the first non-quadratic terms like quadratic automorphisms and, therefore,
would produce non-normal terms if one of the aj, rj were different from 0.

This shows that aj = rj = 0. But, according to Loboda’s theorem, then
L^{−1}_{C} ◦ Φ = id, i.e., Φ = L_{C}.

**References**

[CM74] *S. S. C h e r n and J. M o s e r, Real hypersurfaces in complex manifolds, Acta*
Math. 133 (1974), 219–271.

[Lob88] *A. V. L o b o d a, Generic real analytic manifolds of codimension 2 in C*^{4} *and*
*their biholomorphic mappings, Izv. Akad. Nauk SSSR Ser. Mat. 52 (1988),*
970–990 (in Russian); English transl.: Math. USSR-Izv. 33 (1989), 295–315.

[Lob90] *—, Linearizability of holomorphic mappings of generating manifolds of codi-*
*mension 2 in C*^{4}, Izv. Akad. Nauk SSSR Ser. Mat. 54 (1990), 632–644 (in
Russian); English transl.: Math. USSR-Izv. 36 (1991), 655–667.

[Poi07] H. P o i n c a r ´*e, Les fonctions analytiques de deux variables et la repr´**esentation*
*conforme, Rend. Circ. Mat. Palermo 23 (1907), 185–220.*

[Sch95] *G. S c h m a l z, CR-Mannigfaltigkeiten h¨**oherer Kodimension und ihre Automor-*
*phismen, Habilitation thesis, Rheinische Friedrich-Wilhelms-Universit¨*at Bonn,
1995, to appear in Math.
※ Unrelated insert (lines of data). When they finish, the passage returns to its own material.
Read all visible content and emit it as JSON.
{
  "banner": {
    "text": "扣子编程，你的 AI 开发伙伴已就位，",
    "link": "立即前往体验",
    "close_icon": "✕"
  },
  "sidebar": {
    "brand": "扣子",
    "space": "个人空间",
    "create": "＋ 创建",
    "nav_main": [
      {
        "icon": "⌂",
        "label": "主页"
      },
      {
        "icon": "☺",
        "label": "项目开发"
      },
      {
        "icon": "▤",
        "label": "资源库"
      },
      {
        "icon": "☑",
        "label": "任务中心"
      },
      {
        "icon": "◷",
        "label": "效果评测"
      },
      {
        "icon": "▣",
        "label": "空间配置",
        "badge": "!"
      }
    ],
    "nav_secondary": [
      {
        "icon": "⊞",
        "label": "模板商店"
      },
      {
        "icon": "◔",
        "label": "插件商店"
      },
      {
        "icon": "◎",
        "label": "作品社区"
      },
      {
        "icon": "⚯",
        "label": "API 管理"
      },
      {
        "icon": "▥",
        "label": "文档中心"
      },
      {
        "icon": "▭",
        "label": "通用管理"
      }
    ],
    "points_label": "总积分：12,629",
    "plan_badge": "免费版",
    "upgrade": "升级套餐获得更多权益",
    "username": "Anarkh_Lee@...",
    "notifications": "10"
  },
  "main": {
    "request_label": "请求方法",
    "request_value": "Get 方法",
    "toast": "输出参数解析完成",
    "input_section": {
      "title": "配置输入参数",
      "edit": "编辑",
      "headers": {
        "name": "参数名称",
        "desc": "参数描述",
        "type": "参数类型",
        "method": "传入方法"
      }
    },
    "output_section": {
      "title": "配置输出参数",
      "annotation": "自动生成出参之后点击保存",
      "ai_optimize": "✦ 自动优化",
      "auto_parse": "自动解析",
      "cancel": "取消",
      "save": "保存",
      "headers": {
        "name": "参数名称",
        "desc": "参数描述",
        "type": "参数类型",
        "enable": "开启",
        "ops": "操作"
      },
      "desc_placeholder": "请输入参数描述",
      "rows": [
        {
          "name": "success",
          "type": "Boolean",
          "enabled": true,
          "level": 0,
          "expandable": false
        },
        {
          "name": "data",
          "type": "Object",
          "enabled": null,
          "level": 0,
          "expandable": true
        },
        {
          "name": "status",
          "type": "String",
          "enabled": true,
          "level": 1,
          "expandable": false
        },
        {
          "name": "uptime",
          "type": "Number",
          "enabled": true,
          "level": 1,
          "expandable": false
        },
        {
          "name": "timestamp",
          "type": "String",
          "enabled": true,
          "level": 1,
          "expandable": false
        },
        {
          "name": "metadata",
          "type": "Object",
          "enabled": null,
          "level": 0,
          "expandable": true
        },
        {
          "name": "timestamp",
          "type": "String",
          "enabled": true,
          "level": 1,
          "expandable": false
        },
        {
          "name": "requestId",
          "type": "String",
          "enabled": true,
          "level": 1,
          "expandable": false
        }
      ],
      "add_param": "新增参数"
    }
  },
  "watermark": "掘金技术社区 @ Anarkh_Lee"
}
Nachr.

[Web78] *S. M. W e b s t e r, On the Moser normal form at a non-umbilic point , Math.*

Ann. 233 (1978), 97–102.

University of Adelaide

Department of Pure Mathematics Adelaide, South Australia 5005 Australia
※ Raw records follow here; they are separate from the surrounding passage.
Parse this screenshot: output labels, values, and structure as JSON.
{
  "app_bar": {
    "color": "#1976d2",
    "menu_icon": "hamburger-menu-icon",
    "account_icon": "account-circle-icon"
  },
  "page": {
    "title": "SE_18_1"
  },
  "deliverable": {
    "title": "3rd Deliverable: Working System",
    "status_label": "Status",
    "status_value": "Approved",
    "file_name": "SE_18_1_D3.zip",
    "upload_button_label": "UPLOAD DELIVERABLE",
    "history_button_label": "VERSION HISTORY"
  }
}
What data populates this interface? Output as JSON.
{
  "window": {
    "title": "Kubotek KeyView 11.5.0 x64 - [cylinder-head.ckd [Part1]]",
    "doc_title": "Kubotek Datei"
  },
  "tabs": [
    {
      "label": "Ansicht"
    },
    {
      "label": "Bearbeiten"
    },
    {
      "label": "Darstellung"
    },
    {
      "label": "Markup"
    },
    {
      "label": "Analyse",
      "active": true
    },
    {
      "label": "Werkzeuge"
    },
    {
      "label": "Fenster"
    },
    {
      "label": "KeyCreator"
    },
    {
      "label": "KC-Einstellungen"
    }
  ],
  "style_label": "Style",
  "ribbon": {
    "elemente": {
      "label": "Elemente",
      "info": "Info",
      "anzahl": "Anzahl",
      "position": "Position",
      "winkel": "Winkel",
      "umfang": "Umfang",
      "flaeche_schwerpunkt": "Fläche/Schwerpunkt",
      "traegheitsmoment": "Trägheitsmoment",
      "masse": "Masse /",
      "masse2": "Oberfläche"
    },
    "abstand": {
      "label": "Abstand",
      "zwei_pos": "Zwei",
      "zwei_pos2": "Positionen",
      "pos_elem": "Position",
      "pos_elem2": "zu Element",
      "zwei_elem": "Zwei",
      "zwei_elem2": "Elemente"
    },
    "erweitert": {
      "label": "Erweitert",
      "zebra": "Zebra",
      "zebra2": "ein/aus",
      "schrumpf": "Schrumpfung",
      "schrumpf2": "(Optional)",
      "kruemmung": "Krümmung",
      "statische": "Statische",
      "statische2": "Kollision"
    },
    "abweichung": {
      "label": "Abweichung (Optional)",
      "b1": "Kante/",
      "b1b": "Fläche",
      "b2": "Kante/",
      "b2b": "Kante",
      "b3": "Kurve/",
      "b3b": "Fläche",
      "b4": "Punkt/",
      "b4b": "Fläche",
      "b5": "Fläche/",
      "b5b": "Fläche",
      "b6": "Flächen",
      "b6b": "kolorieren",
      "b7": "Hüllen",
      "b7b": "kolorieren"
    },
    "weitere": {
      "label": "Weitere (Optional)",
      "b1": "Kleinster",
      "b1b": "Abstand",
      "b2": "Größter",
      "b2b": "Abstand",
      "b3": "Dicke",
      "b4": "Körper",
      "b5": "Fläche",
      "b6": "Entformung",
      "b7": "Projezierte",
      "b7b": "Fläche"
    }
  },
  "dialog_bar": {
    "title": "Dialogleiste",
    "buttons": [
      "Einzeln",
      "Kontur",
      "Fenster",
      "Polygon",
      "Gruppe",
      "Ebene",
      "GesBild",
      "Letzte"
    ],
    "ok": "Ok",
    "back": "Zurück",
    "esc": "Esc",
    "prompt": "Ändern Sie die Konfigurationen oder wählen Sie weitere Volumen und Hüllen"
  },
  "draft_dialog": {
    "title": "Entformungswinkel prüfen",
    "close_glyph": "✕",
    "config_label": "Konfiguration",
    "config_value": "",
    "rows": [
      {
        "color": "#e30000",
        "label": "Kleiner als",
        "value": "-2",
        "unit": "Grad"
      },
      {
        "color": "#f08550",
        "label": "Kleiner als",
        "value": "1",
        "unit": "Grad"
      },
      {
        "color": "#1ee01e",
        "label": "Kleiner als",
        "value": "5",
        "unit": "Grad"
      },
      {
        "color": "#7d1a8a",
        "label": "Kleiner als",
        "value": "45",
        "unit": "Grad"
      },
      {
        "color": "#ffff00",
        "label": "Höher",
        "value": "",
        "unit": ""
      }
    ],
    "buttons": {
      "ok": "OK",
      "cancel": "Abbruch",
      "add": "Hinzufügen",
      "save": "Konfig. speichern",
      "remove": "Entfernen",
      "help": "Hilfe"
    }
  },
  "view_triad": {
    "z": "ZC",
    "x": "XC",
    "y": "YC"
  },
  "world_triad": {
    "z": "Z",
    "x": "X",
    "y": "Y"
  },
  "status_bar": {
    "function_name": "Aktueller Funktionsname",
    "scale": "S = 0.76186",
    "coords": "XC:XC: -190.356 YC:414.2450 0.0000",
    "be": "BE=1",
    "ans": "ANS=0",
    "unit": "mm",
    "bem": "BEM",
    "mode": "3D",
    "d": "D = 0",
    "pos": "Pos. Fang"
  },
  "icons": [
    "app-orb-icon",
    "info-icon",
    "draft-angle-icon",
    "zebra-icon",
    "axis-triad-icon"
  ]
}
E-mail: vezhov@maths.adelaide.edu.au

Mathematisches Institut der Universit¨at Bonn Beringstraße 1 D-53115 Bonn, Germany E-mail: schmalz@uni-bonn.de

*Re¸**cu par la R´**edaction le 5.1.1998*
*R´**evis´**e le 22.5.1998*